“Many people might not know that when faculty come to a veterinary school, they’re often teaching their trade and may not know the most effective way of sharing their knowledge,” said Samper. “Our goal is to address this by combining the mindset of professional veterinarians with that of teachers.”
Together, members of the consortium will share their best practices from their relative areas of expertise. As a result, the veterinary profession as a whole will blossom. There will be less siloed learning, more collaboration, and a stronger, more well-rounded group of students entering the workforce.
“It’s different to teach in the classroom than in clinics, as it’s different to teach residents than it is to teach veterinary students. There are lots of levels of teaching and we need to address this and make sure we excel in all these facets,” Samper said.
Here’s a smattering of all things Gators from the week. Enjoy!
Our main man, Scooter Magruder, was profiled by the New York Times. Pretty cool to learn a little about his craft, including all those t-shirts. Congrats, Scooter!
The engineering school has received a $5 million (!) grant from the U.S. Department of Education to develop STEM (Science, Technology, Engineering, and Math) teachers across the state.

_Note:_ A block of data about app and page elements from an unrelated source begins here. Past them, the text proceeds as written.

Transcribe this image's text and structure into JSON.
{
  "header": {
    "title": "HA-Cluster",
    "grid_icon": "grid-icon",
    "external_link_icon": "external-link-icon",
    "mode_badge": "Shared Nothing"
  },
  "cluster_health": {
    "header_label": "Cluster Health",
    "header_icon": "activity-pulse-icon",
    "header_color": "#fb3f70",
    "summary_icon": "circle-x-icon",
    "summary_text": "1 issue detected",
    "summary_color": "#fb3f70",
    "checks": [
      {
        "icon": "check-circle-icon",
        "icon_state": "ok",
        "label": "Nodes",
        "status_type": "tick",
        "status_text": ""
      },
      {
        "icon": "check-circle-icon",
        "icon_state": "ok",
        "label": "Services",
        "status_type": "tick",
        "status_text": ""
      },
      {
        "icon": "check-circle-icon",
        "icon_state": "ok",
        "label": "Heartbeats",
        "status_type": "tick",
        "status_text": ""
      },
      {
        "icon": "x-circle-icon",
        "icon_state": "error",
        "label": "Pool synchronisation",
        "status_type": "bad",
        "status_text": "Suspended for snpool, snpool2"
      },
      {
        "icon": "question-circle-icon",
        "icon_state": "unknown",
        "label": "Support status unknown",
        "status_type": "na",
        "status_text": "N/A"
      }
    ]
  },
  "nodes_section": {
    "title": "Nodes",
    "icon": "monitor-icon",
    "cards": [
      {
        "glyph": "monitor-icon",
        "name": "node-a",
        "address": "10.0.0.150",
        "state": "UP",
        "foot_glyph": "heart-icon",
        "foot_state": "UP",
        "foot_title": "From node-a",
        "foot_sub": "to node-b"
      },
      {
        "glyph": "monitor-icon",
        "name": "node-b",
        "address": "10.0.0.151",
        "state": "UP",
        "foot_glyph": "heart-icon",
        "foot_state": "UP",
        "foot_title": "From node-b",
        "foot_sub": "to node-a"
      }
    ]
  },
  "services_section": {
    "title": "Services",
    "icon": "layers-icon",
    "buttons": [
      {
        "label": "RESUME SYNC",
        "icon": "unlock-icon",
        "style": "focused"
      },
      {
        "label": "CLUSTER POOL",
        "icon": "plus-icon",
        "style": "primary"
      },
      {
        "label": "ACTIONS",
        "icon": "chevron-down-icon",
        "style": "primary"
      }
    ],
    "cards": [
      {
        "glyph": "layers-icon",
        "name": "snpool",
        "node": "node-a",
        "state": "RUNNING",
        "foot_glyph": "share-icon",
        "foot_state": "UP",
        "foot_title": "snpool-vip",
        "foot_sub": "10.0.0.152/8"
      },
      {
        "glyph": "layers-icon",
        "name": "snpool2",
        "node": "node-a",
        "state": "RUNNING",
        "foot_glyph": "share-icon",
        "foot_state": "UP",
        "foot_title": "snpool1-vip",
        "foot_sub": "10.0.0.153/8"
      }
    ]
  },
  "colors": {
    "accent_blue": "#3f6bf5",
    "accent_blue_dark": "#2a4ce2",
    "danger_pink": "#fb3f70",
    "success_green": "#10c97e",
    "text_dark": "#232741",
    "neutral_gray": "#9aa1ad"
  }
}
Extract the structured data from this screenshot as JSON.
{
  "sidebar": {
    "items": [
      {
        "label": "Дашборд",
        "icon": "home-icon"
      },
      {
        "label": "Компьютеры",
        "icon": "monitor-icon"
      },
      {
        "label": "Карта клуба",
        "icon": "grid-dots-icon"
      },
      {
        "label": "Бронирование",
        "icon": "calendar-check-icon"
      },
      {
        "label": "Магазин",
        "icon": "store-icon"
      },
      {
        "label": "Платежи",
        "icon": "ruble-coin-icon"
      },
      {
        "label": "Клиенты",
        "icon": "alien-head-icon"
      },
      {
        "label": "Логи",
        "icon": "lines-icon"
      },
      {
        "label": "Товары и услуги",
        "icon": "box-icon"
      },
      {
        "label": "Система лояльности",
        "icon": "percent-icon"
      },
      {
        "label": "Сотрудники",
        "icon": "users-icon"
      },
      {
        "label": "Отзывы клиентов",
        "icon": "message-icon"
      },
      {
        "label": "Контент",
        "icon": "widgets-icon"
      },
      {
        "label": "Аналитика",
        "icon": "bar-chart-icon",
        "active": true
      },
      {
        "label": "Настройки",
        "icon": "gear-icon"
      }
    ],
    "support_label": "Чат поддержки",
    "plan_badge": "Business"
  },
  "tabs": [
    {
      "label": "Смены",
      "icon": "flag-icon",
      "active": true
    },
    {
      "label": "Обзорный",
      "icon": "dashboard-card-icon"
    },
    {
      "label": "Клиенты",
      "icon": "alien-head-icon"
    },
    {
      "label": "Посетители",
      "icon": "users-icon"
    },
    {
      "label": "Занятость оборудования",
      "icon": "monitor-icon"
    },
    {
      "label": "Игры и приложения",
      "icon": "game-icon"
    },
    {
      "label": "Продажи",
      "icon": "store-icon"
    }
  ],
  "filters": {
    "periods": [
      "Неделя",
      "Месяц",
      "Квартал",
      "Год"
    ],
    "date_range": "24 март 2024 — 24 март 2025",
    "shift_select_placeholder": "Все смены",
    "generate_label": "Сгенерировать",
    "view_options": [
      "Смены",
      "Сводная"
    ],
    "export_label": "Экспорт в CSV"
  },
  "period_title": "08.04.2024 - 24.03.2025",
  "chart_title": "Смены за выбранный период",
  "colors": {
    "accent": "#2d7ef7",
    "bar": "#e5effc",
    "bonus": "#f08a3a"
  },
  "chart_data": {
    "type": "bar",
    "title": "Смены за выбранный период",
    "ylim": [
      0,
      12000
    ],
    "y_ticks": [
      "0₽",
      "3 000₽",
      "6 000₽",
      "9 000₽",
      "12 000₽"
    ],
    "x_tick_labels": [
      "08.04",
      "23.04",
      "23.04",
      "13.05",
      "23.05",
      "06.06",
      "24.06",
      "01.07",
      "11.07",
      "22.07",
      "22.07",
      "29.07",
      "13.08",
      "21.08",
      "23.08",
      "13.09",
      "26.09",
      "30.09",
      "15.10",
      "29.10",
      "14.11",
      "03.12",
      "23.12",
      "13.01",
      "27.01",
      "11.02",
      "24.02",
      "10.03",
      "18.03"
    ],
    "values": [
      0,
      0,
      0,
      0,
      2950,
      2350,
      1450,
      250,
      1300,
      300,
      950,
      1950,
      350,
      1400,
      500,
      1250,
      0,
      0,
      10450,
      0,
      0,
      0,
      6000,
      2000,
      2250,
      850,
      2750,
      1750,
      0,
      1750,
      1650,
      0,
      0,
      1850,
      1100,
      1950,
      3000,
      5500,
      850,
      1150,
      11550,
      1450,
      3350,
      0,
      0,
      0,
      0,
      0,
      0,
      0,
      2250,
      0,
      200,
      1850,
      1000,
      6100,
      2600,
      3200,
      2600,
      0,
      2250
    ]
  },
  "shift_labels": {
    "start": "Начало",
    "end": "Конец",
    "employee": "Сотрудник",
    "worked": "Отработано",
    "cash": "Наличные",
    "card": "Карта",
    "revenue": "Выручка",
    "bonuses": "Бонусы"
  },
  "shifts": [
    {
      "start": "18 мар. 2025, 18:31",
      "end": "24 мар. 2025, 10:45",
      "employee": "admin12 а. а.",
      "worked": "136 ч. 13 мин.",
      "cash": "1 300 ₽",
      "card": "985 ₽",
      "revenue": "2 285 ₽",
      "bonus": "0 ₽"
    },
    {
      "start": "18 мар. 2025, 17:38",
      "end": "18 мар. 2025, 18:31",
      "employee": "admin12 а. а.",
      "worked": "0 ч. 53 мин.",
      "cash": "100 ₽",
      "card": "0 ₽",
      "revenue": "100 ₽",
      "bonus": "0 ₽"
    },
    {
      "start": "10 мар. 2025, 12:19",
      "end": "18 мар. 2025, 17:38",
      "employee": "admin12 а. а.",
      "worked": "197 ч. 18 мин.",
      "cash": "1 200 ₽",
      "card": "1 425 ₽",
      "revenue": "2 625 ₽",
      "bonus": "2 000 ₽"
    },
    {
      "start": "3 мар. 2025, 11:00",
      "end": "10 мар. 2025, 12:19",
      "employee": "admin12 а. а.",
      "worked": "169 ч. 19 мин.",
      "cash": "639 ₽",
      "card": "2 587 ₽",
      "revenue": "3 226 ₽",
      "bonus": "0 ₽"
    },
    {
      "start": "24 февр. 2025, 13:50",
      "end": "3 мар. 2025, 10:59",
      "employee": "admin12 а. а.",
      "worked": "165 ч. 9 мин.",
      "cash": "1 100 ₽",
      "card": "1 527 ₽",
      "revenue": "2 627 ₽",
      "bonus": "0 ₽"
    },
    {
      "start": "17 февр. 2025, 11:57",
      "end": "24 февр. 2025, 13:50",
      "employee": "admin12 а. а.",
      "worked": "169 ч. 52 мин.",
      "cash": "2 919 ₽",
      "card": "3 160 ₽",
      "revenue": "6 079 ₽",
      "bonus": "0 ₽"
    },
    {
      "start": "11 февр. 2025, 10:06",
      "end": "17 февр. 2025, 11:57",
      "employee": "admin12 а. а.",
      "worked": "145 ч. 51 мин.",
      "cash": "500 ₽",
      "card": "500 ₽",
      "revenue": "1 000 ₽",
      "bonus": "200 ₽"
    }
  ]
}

The money will go toward lesson plan creation that ladders up to real-world tech jobs, more networking opportunities for educators, new technology, and more!
Yes, you read that headline correctly. UF participated in a study of walking cavefish, the only fish able to walk across land, in order to learn more about water-to-land transition in fish 400 million years ago.
If you’re at all interested in e-commerce, we recommend checking out this article on probabilistic selling. The easiest way to describe probabilistic selling is to picture buying a hotel room through, say, Expedia — you purchase at a lowered fixed rate, with the provider saying it could be a parking lot view, or it could be a gorgeous beach view. The seller has already determined what room it’ll be, but consumers are left to their own hopefulness. To be expected, this head vs. heart technique has been a major coup for retailers.
Home For Christmas
Here’s a nice little pick-me-up during the holidays: a set of conjoined twins that underwent separation surgery have returned safely home. The twins were born in May, underwent the precarious surgery in October and now, thanks to the great staff at Shands, will spend Christmas at home with their family. Best of all, the twin girls are expected to both make full recoveries and live healthy, normal lives! Once again, just wonderful work by the entire crew at Shands.
- Dan Mullen reestablished Central Florida as Gator Country, cleaning up Lakeland High and helping us jump in the national recruiting rankings.
- Outfielder Wil Dalton has been named to the preseason All-America Third Team.
- The baseball team is ranked No. 6 in Collegiate Baseball’s NCAA DI Preseason Poll!
- For the 27th time since 1991 the volleyball team has finished inside the Top-15!
- Junior golfers Sierra Brooks and Marta Perez, and freshman Clara Manzalini are on the Fall Watch List for the 2019 Arnold Palmer Cup!
- Speaking of the Arnold Palmer Cup, sophomore John Axelsen has earned a spot on the Fall Watch List for the men!
UFact of the Week
Last weekend’s commencement was the first time ever that each of UF’s colleges recognized each student individually rather than en masse.
See y’all next week!